Sunday, July 22, 2007

What this off season might mean to two left wings

It is hard to overemphasize the effect the change in centers on the top two lines is likely to have on next year’s Capitals club. Let’s look first at the top line.

In 2006-2007, up to the trading deadline, the top line of Alexander Ovechkin, Dainius Zubrus, and Chris Clark had a total of 84 goals. But the oddity was that Dainius Zubrus had only 32 assists. Had that pace played out over the entire year, Zubrus would have ended up with 42 assists. That would have been good for a tie for 26th among centers and a tie for 45th among all forwards in the NHL last year. Those are not necessarily bad figures, but on a line with a goal scorer such as Alexander Ovechkin more might be expected out of that position.

However, it might be the second line where the changes will be felt more keenly. The pivot on the second line was shuffled around quite a bit last year, itself a problem. Kris Beech might have had the most opportunities in that spot and finished the year with only 26 points. Even if you sum the production of Beech, Jiri Novotny, Brian Sutherby, and Brooks Laich, you find this composite center having a finish with the Caps of 23-42-65. Without putting undue pressure on the rookie, Nicklas Backstrom, he should settle into the range of those numbers for the season (perhaps with a few fewer goals and a few more assists).

It makes Alexander Semin’s year on offense all that more noteworthy and could signal a much bigger year this coming season from the young left wing.
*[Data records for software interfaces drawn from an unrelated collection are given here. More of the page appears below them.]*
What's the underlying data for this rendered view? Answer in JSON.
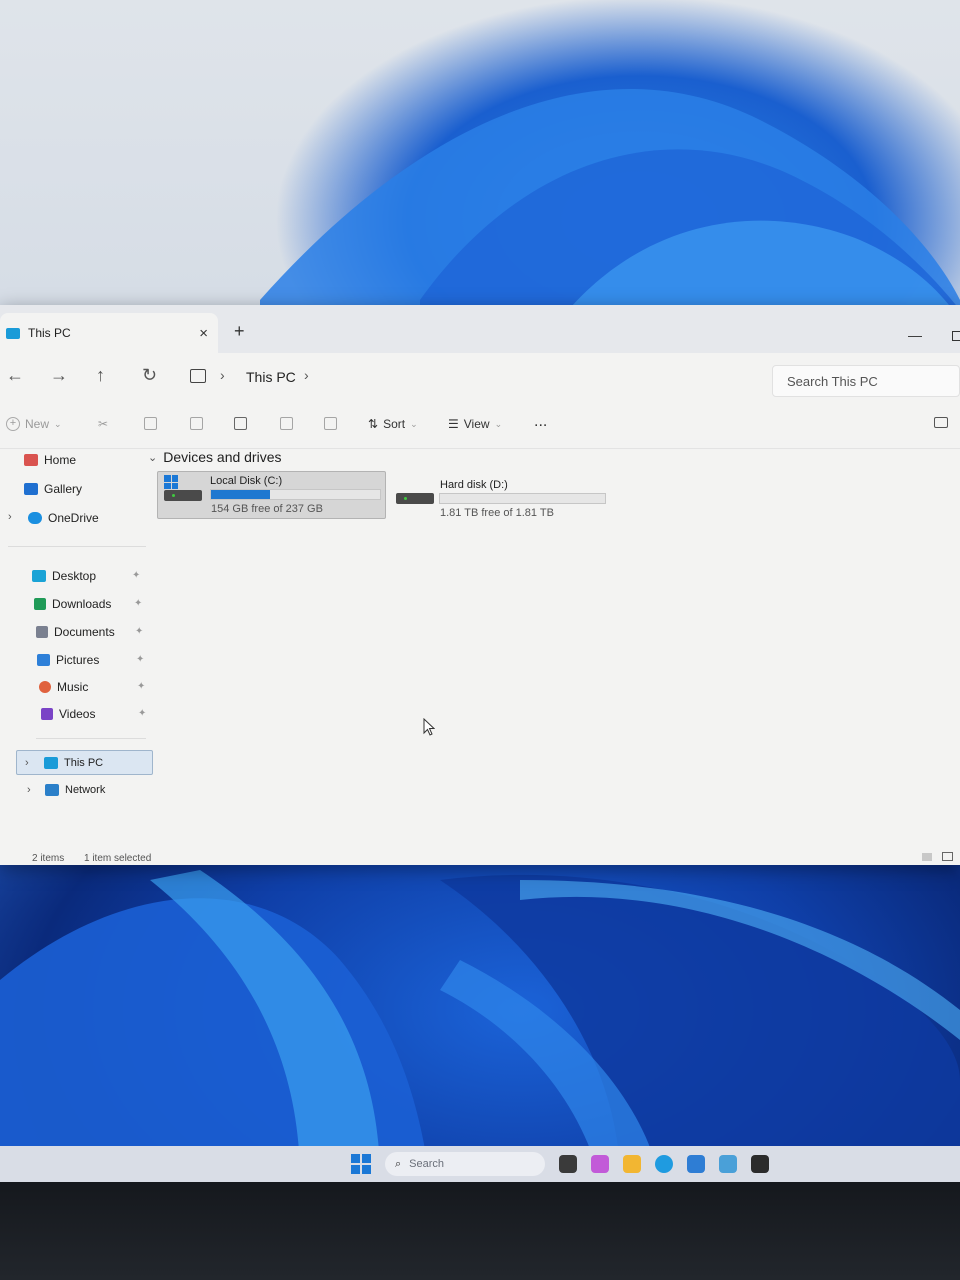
{
  "window": {
    "tab_title": "This PC",
    "new_tab_label": "+",
    "close_tab_label": "×",
    "minimize_label": "—"
  },
  "address": {
    "crumbs": [
      "This PC"
    ],
    "separator": "›",
    "search_placeholder": "Search This PC"
  },
  "toolbar": {
    "new_label": "New",
    "sort_label": "Sort",
    "view_label": "View",
    "more_label": "..."
  },
  "sidebar": {
    "quick": [
      {
        "label": "Home",
        "icon": "home-icon",
        "color": "#d9534f"
      },
      {
        "label": "Gallery",
        "icon": "gallery-icon",
        "color": "#1f6fd0"
      },
      {
        "label": "OneDrive",
        "icon": "cloud-icon",
        "color": "#1a8fe0"
      }
    ],
    "pinned": [
      {
        "label": "Desktop",
        "icon": "desktop-icon",
        "color": "#1aa3d6"
      },
      {
        "label": "Downloads",
        "icon": "download-icon",
        "color": "#1f9a57"
      },
      {
        "label": "Documents",
        "icon": "documents-icon",
        "color": "#7a8090"
      },
      {
        "label": "Pictures",
        "icon": "pictures-icon",
        "color": "#2d7fd8"
      },
      {
        "label": "Music",
        "icon": "music-icon",
        "color": "#e0623e"
      },
      {
        "label": "Videos",
        "icon": "videos-icon",
        "color": "#7a43c6"
      }
    ],
    "locations": [
      {
        "label": "This PC",
        "icon": "computer-icon",
        "color": "#1a9bd8"
      },
      {
        "label": "Network",
        "icon": "network-icon",
        "color": "#2a7fc9"
      }
    ]
  },
  "content": {
    "group_title": "Devices and drives",
    "drives": [
      {
        "name": "Local Disk (C:)",
        "free_text": "154 GB free of 237 GB",
        "used_fraction": 0.35
      },
      {
        "name": "Hard disk (D:)",
        "free_text": "1.81 TB free of 1.81 TB",
        "used_fraction": 0.0
      }
    ]
  },
  "status": {
    "item_count": "2 items",
    "selection": "1 item selected"
  },
  "taskbar": {
    "search_placeholder": "Search",
    "app_colors": [
      "#3a3a3a",
      "#c25ad8",
      "#f2b632",
      "#1f9be0",
      "#2e7dd4",
      "#4aa0d8",
      "#2b2b2b"
    ]
  }
}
Semin was 38-35-73 last year, but he was 17-21-38 on the power play (he led the Caps in power play scoring), leaving him “only 21-14-35 at even strength. If there is any production out of the second line center, it could result in a substantial improvement in Semin’s scoring at even strength.

That Ovechkin and Semin could combine for 84 goals last year is quite an accomplishment, given the depth of centers last year, especially on the second line. This year, they could be the league’s top 1-2 goal-scoring tandem.

"Soccer has already surpassed hockey on the American sports landscape...."

It's a throw-away line in the fourth paragraph of a column by the Washington Post's Michael Wilbon last Friday morning. Mike's column concerns itself with professional soccer and the curiosity that is David Beckham.

It is the only time in the article that the word "hockey" appears, but it is in the paragraph in which it doesn't appear that might be more significant to the sport:

"Soccer is an international sport and has been for decades. Basketball is an international sport and has been since the 1970s. People all over the globe play both regularly, and support their own leagues. Baseball, slowly, has extended its international reach, but seems to have enough restraint to know that selling a few jerseys overseas and scheduling games there on a consistent basis are two wildly different things."

With the exception of soccer, what sport is more "international" than hockey? Europe is teeming with hockey leagues. 46 countries were represented in the IIHF world rankings for 2007; 33 in the women's rankings. The NHL is represented by countries "A" (Austria) to "Z" (if you accept the NHL's symbol for South Africa, "ZAF," the birthplace of Olaf Kolzig). Robyn Regehr was born in Recife, Brazil, for heaven's sake (wonder if he plays soccer).

Is it this "international" quality a burden for soccer in the US? for hockey?